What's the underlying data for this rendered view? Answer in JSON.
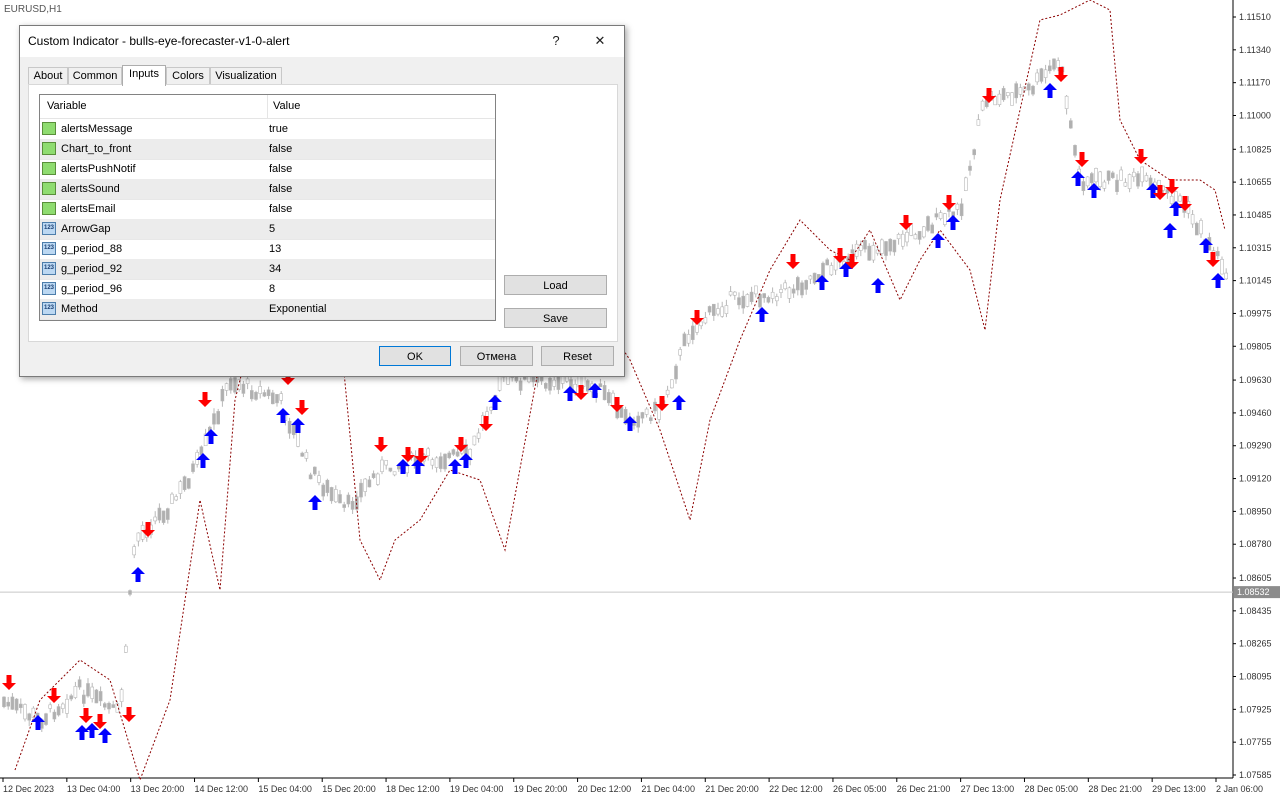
{
  "chart": {
    "symbol": "EURUSD,H1",
    "price_labels": [
      "1.11510",
      "1.11340",
      "1.11170",
      "1.11000",
      "1.10825",
      "1.10655",
      "1.10485",
      "1.10315",
      "1.10145",
      "1.09975",
      "1.09805",
      "1.09630",
      "1.09460",
      "1.09290",
      "1.09120",
      "1.08950",
      "1.08780",
      "1.08605",
      "1.08435",
      "1.08265",
      "1.08095",
      "1.07925",
      "1.07755",
      "1.07585"
    ],
    "price_top": 1.1151,
    "price_bottom": 1.07585,
    "current_price": "1.08532",
    "current_price_value": 1.08532,
    "date_labels": [
      "12 Dec 2023",
      "13 Dec 04:00",
      "13 Dec 20:00",
      "14 Dec 12:00",
      "15 Dec 04:00",
      "15 Dec 20:00",
      "18 Dec 12:00",
      "19 Dec 04:00",
      "19 Dec 20:00",
      "20 Dec 12:00",
      "21 Dec 04:00",
      "21 Dec 20:00",
      "22 Dec 12:00",
      "26 Dec 05:00",
      "26 Dec 21:00",
      "27 Dec 13:00",
      "28 Dec 05:00",
      "28 Dec 21:00",
      "29 Dec 13:00",
      "2 Jan 06:00"
    ],
    "colors": {
      "up_arrow": "#0000ff",
      "down_arrow": "#ff0000",
      "line": "#8b0000",
      "candle": "#b8b8b8"
    }
  },
  "dialog": {
    "title": "Custom Indicator - bulls-eye-forecaster-v1-0-alert",
    "help": "?",
    "close": "✕",
    "tabs": [
      "About",
      "Common",
      "Inputs",
      "Colors",
      "Visualization"
    ],
    "active_tab": "Inputs",
    "columns": {
      "variable": "Variable",
      "value": "Value"
    },
    "rows": [
      {
        "name": "alertsMessage",
        "value": "true",
        "type": "bool"
      },
      {
        "name": "Chart_to_front",
        "value": "false",
        "type": "bool"
      },
      {
        "name": "alertsPushNotif",
        "value": "false",
        "type": "bool"
      },
      {
        "name": "alertsSound",
        "value": "false",
        "type": "bool"
      },
      {
        "name": "alertsEmail",
        "value": "false",
        "type": "bool"
      },
      {
        "name": "ArrowGap",
        "value": "5",
        "type": "num"
      },
      {
        "name": "g_period_88",
        "value": "13",
        "type": "num"
      },
      {
        "name": "g_period_92",
        "value": "34",
        "type": "num"
      },
      {
        "name": "g_period_96",
        "value": "8",
        "type": "num"
      },
      {
        "name": "Method",
        "value": "Exponential",
        "type": "num"
      }
    ],
    "num_icon_text": "123",
    "load": "Load",
    "save": "Save",
    "ok": "OK",
    "cancel": "Отмена",
    "reset": "Reset"
  }
}
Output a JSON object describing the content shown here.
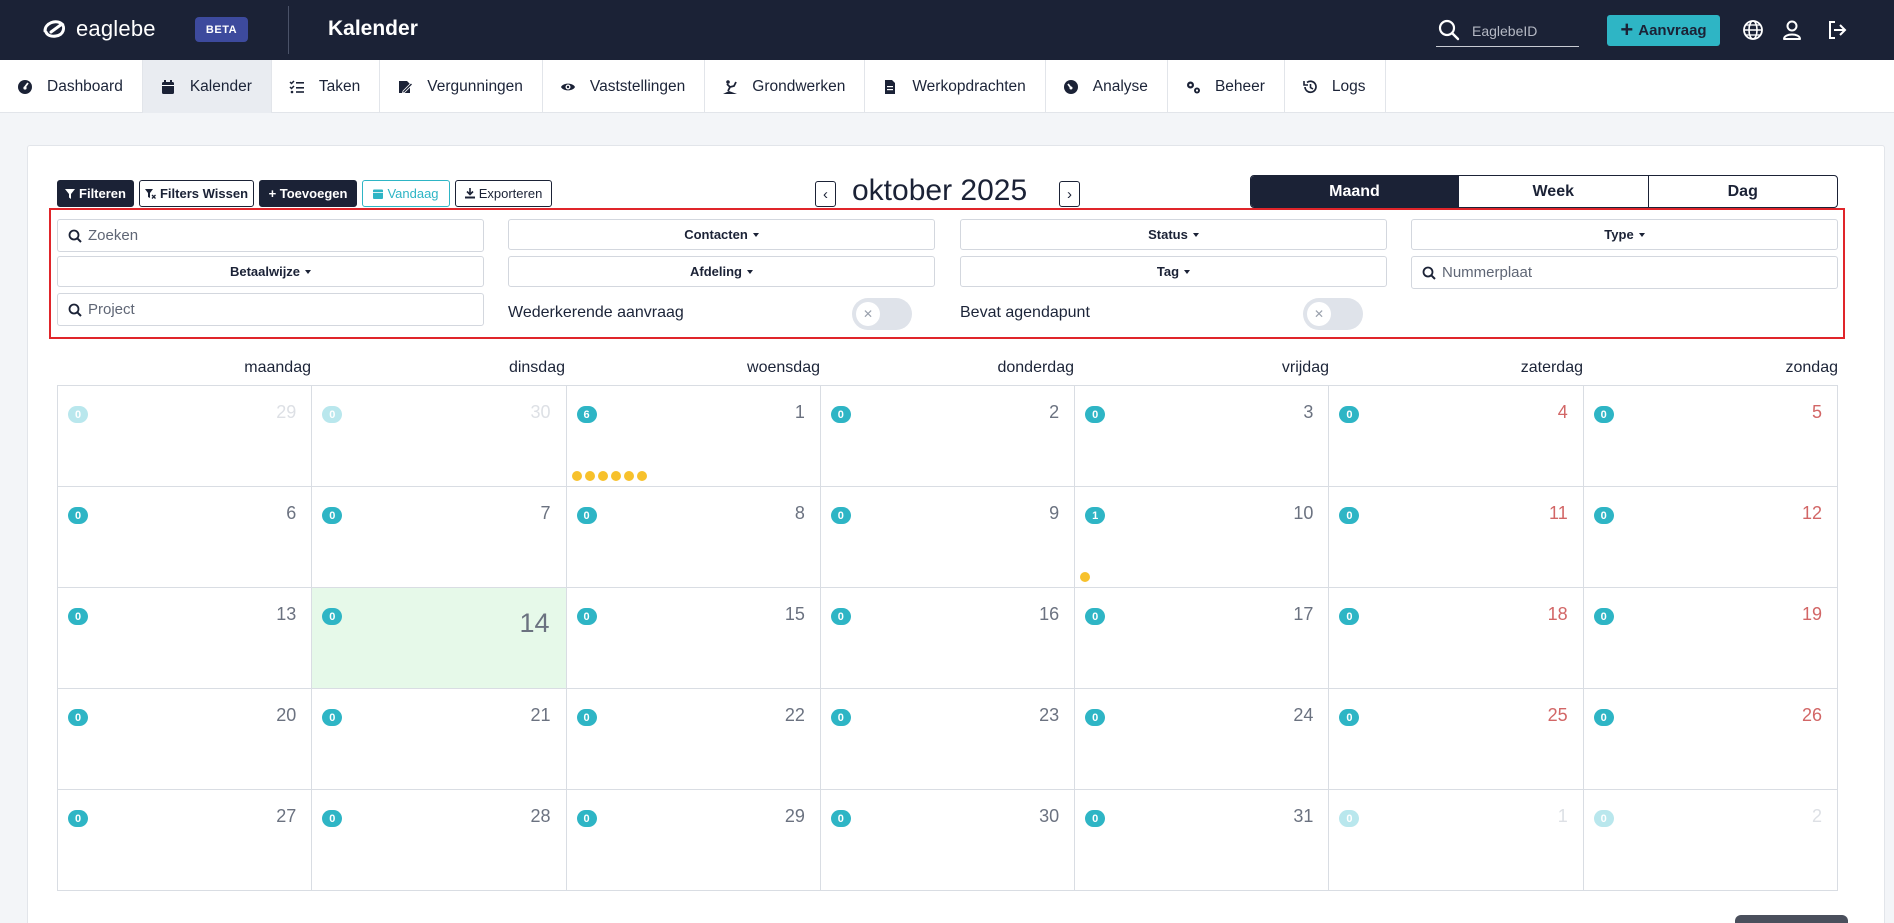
{
  "topbar": {
    "logo_text": "eaglebe",
    "beta_label": "BETA",
    "page_title": "Kalender",
    "search_placeholder": "EaglebeID",
    "new_request_label": "Aanvraag"
  },
  "nav": {
    "items": [
      {
        "label": "Dashboard",
        "icon": "dashboard-icon"
      },
      {
        "label": "Kalender",
        "icon": "calendar-icon",
        "active": true
      },
      {
        "label": "Taken",
        "icon": "tasks-icon"
      },
      {
        "label": "Vergunningen",
        "icon": "permit-icon"
      },
      {
        "label": "Vaststellingen",
        "icon": "eye-icon"
      },
      {
        "label": "Grondwerken",
        "icon": "digging-icon"
      },
      {
        "label": "Werkopdrachten",
        "icon": "document-icon"
      },
      {
        "label": "Analyse",
        "icon": "gauge-icon"
      },
      {
        "label": "Beheer",
        "icon": "cogs-icon"
      },
      {
        "label": "Logs",
        "icon": "history-icon"
      }
    ]
  },
  "toolbar": {
    "filter_label": "Filteren",
    "clear_filters_label": "Filters Wissen",
    "add_label": "+ Toevoegen",
    "today_label": "Vandaag",
    "export_label": "Exporteren"
  },
  "month_title": "oktober 2025",
  "views": {
    "month": "Maand",
    "week": "Week",
    "day": "Dag",
    "active": "Maand"
  },
  "filters": {
    "search_placeholder": "Zoeken",
    "contacts": "Contacten",
    "status": "Status",
    "type": "Type",
    "payment": "Betaalwijze",
    "department": "Afdeling",
    "tag": "Tag",
    "plate_placeholder": "Nummerplaat",
    "project_placeholder": "Project",
    "recurring_label": "Wederkerende aanvraag",
    "recurring_on": false,
    "agenda_label": "Bevat agendapunt",
    "agenda_on": false
  },
  "weekdays": [
    "maandag",
    "dinsdag",
    "woensdag",
    "donderdag",
    "vrijdag",
    "zaterdag",
    "zondag"
  ],
  "calendar": {
    "weeks": [
      [
        {
          "day": "29",
          "count": "0",
          "outside": true
        },
        {
          "day": "30",
          "count": "0",
          "outside": true
        },
        {
          "day": "1",
          "count": "6",
          "dots": 6
        },
        {
          "day": "2",
          "count": "0"
        },
        {
          "day": "3",
          "count": "0"
        },
        {
          "day": "4",
          "count": "0",
          "weekend": true
        },
        {
          "day": "5",
          "count": "0",
          "weekend": true
        }
      ],
      [
        {
          "day": "6",
          "count": "0"
        },
        {
          "day": "7",
          "count": "0"
        },
        {
          "day": "8",
          "count": "0"
        },
        {
          "day": "9",
          "count": "0"
        },
        {
          "day": "10",
          "count": "1",
          "dots": 1
        },
        {
          "day": "11",
          "count": "0",
          "weekend": true
        },
        {
          "day": "12",
          "count": "0",
          "weekend": true
        }
      ],
      [
        {
          "day": "13",
          "count": "0"
        },
        {
          "day": "14",
          "count": "0",
          "today": true
        },
        {
          "day": "15",
          "count": "0"
        },
        {
          "day": "16",
          "count": "0"
        },
        {
          "day": "17",
          "count": "0"
        },
        {
          "day": "18",
          "count": "0",
          "weekend": true
        },
        {
          "day": "19",
          "count": "0",
          "weekend": true
        }
      ],
      [
        {
          "day": "20",
          "count": "0"
        },
        {
          "day": "21",
          "count": "0"
        },
        {
          "day": "22",
          "count": "0"
        },
        {
          "day": "23",
          "count": "0"
        },
        {
          "day": "24",
          "count": "0"
        },
        {
          "day": "25",
          "count": "0",
          "weekend": true
        },
        {
          "day": "26",
          "count": "0",
          "weekend": true
        }
      ],
      [
        {
          "day": "27",
          "count": "0"
        },
        {
          "day": "28",
          "count": "0"
        },
        {
          "day": "29",
          "count": "0"
        },
        {
          "day": "30",
          "count": "0"
        },
        {
          "day": "31",
          "count": "0"
        },
        {
          "day": "1",
          "count": "0",
          "outside": true
        },
        {
          "day": "2",
          "count": "0",
          "outside": true
        }
      ]
    ]
  },
  "colors": {
    "topbar_bg": "#1b2236",
    "accent": "#2eb5c5",
    "today_bg": "#e6f9e9",
    "event_dot": "#f7c12c",
    "weekend_text": "#d26666",
    "filter_outline": "#e0252a"
  }
}
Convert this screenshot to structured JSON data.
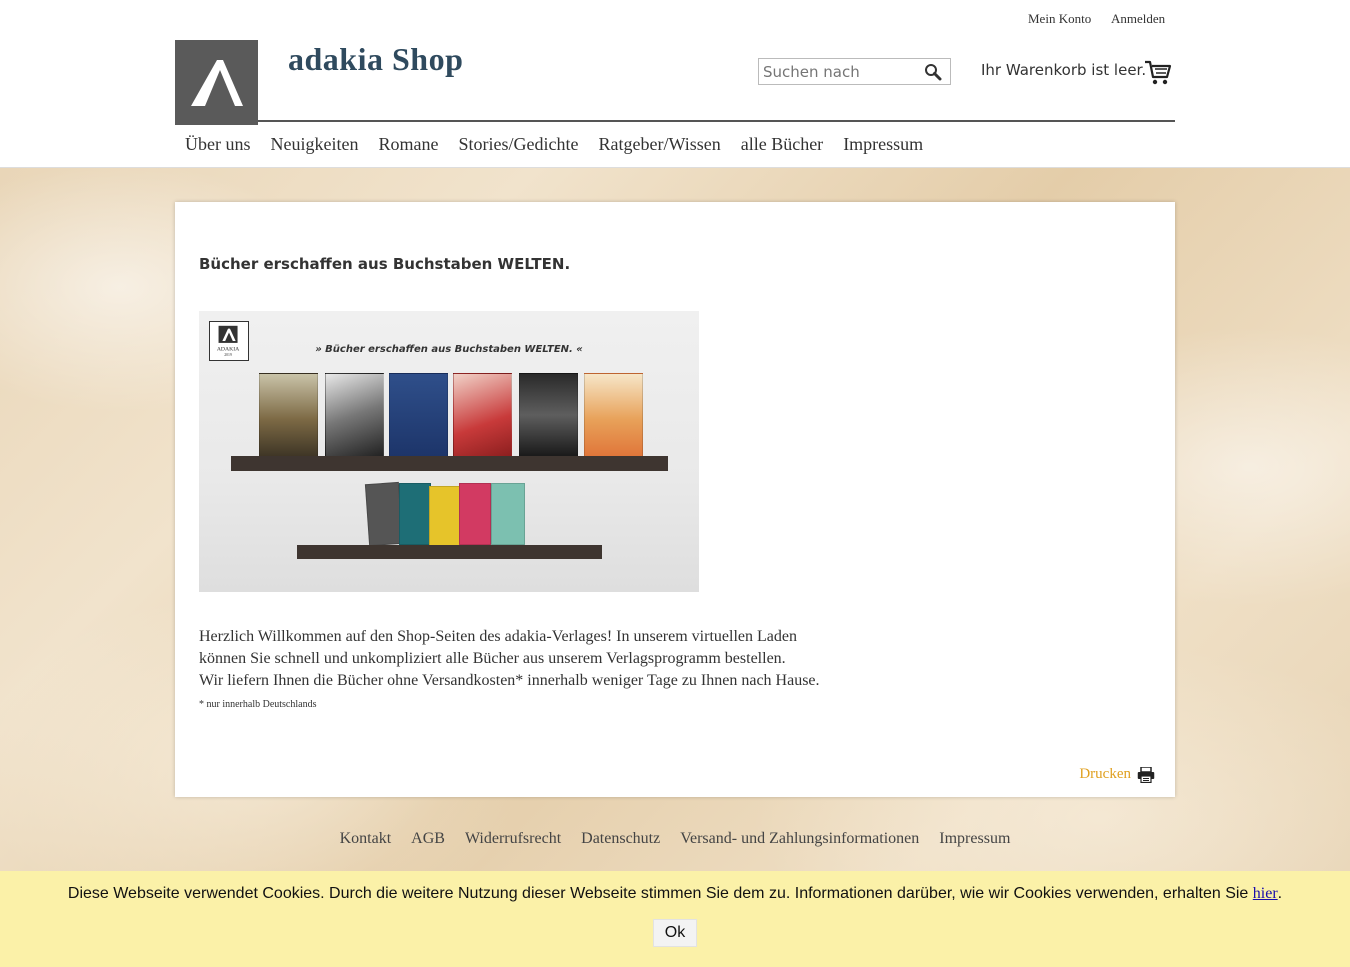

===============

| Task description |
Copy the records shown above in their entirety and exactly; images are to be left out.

| Task output |
What's the underlying data for this rendered view? Answer in JSON.
{
  "chart": {
    "symbol": "EURUSD,H1",
    "price_labels": [
      "1.11510",
      "1.11340",
      "1.11170",
      "1.11000",
      "1.10825",
      "1.10655",
      "1.10485",
      "1.10315",
      "1.10145",
      "1.09975",
      "1.09805",
      "1.09630",
      "1.09460",
      "1.09290",
      "1.09120",
      "1.08950",
      "1.08780",
      "1.08605",
      "1.08435",
      "1.08265",
      "1.08095",
      "1.07925",
      "1.07755",
      "1.07585"
    ],
    "price_top": 1.1151,
    "price_bottom": 1.07585,
    "current_price": "1.08532",
    "current_price_value": 1.08532,
    "date_labels": [
      "12 Dec 2023",
      "13 Dec 04:00",
      "13 Dec 20:00",
      "14 Dec 12:00",
      "15 Dec 04:00",
      "15 Dec 20:00",
      "18 Dec 12:00",
      "19 Dec 04:00",
      "19 Dec 20:00",
      "20 Dec 12:00",
      "21 Dec 04:00",
      "21 Dec 20:00",
      "22 Dec 12:00",
      "26 Dec 05:00",
      "26 Dec 21:00",
      "27 Dec 13:00",
      "28 Dec 05:00",
      "28 Dec 21:00",
      "29 Dec 13:00",
      "2 Jan 06:00"
    ],
    "colors": {
      "up_arrow": "#0000ff",
      "down_arrow": "#ff0000",
      "line": "#8b0000",
      "candle": "#b8b8b8"
    }
  },
  "dialog": {
    "title": "Custom Indicator - bulls-eye-forecaster-v1-0-alert",
    "help": "?",
    "close": "✕",
    "tabs": [
      "About",
      "Common",
      "Inputs",
      "Colors",
      "Visualization"
    ],
    "active_tab": "Inputs",
    "columns": {
      "variable": "Variable",
      "value": "Value"
    },
    "rows": [
      {
        "name": "alertsMessage",
        "value": "true",
        "type": "bool"
      },
      {
        "name": "Chart_to_front",
        "value": "false",
        "type": "bool"
      },
      {
        "name": "alertsPushNotif",
        "value": "false",
        "type": "bool"
      },
      {
        "name": "alertsSound",
        "value": "false",
        "type": "bool"
      },
      {
        "name": "alertsEmail",
        "value": "false",
        "type": "bool"
      },
      {
        "name": "ArrowGap",
        "value": "5",
        "type": "num"
      },
      {
        "name": "g_period_88",
        "value": "13",
        "type": "num"
      },
      {
        "name": "g_period_92",
        "value": "34",
        "type": "num"
      },
      {
        "name": "g_period_96",
        "value": "8",
        "type": "num"
      },
      {
        "name": "Method",
        "value": "Exponential",
        "type": "num"
      }
    ],
    "num_icon_text": "123",
    "load": "Load",
    "save": "Save",
    "ok": "OK",
    "cancel": "Отмена",
    "reset": "Reset"
  }
}
Output a JSON object describing the content shown here.
{
  "topbar": {
    "logo_text": "eaglebe",
    "beta_label": "BETA",
    "page_title": "Kalender",
    "search_placeholder": "EaglebeID",
    "new_request_label": "Aanvraag"
  },
  "nav": {
    "items": [
      {
        "label": "Dashboard",
        "icon": "dashboard-icon"
      },
      {
        "label": "Kalender",
        "icon": "calendar-icon",
        "active": true
      },
      {
        "label": "Taken",
        "icon": "tasks-icon"
      },
      {
        "label": "Vergunningen",
        "icon": "permit-icon"
      },
      {
        "label": "Vaststellingen",
        "icon": "eye-icon"
      },
      {
        "label": "Grondwerken",
        "icon": "digging-icon"
      },
      {
        "label": "Werkopdrachten",
        "icon": "document-icon"
      },
      {
        "label": "Analyse",
        "icon": "gauge-icon"
      },
      {
        "label": "Beheer",
        "icon": "cogs-icon"
      },
      {
        "label": "Logs",
        "icon": "history-icon"
      }
    ]
  },
  "toolbar": {
    "filter_label": "Filteren",
    "clear_filters_label": "Filters Wissen",
    "add_label": "+ Toevoegen",
    "today_label": "Vandaag",
    "export_label": "Exporteren"
  },
  "month_title": "oktober 2025",
  "views": {
    "month": "Maand",
    "week": "Week",
    "day": "Dag",
    "active": "Maand"
  },
  "filters": {
    "search_placeholder": "Zoeken",
    "contacts": "Contacten",
    "status": "Status",
    "type": "Type",
    "payment": "Betaalwijze",
    "department": "Afdeling",
    "tag": "Tag",
    "plate_placeholder": "Nummerplaat",
    "project_placeholder": "Project",
    "recurring_label": "Wederkerende aanvraag",
    "recurring_on": false,
    "agenda_label": "Bevat agendapunt",
    "agenda_on": false
  },
  "weekdays": [
    "maandag",
    "dinsdag",
    "woensdag",
    "donderdag",
    "vrijdag",
    "zaterdag",
    "zondag"
  ],
  "calendar": {
    "weeks": [
      [
        {
          "day": "29",
          "count": "0",
          "outside": true
        },
        {
          "day": "30",
          "count": "0",
          "outside": true
        },
        {
          "day": "1",
          "count": "6",
          "dots": 6
        },
        {
          "day": "2",
          "count": "0"
        },
        {
          "day": "3",
          "count": "0"
        },
        {
          "day": "4",
          "count": "0",
          "weekend": true
        },
        {
          "day": "5",
          "count": "0",
          "weekend": true
        }
      ],
      [
        {
          "day": "6",
          "count": "0"
        },
        {
          "day": "7",
          "count": "0"
        },
        {
          "day": "8",
          "count": "0"
        },
        {
          "day": "9",
          "count": "0"
        },
        {
          "day": "10",
          "count": "1",
          "dots": 1
        },
        {
          "day": "11",
          "count": "0",
          "weekend": true
        },
        {
          "day": "12",
          "count": "0",
          "weekend": true
        }
      ],
      [
        {
          "day": "13",
          "count": "0"
        },
        {
          "day": "14",
          "count": "0",
          "today": true
        },
        {
          "day": "15",
          "count": "0"
        },
        {
          "day": "16",
          "count": "0"
        },
        {
          "day": "17",
          "count": "0"
        },
        {
          "day": "18",
          "count": "0",
          "weekend": true
        },
        {
          "day": "19",
          "count": "0",
          "weekend": true
        }
      ],
      [
        {
          "day": "20",
          "count": "0"
        },
        {
          "day": "21",
          "count": "0"
        },
        {
          "day": "22",
          "count": "0"
        },
        {
          "day": "23",
          "count": "0"
        },
        {
          "day": "24",
          "count": "0"
        },
        {
          "day": "25",
          "count": "0",
          "weekend": true
        },
        {
          "day": "26",
          "count": "0",
          "weekend": true
        }
      ],
      [
        {
          "day": "27",
          "count": "0"
        },
        {
          "day": "28",
          "count": "0"
        },
        {
          "day": "29",
          "count": "0"
        },
        {
          "day": "30",
          "count": "0"
        },
        {
          "day": "31",
          "count": "0"
        },
        {
          "day": "1",
          "count": "0",
          "outside": true
        },
        {
          "day": "2",
          "count": "0",
          "outside": true
        }
      ]
    ]
  },
  "colors": {
    "topbar_bg": "#1b2236",
    "accent": "#2eb5c5",
    "today_bg": "#e6f9e9",
    "event_dot": "#f7c12c",
    "weekend_text": "#d26666",
    "filter_outline": "#e0252a"
  }
}
Convert this screenshot to structured JSON data.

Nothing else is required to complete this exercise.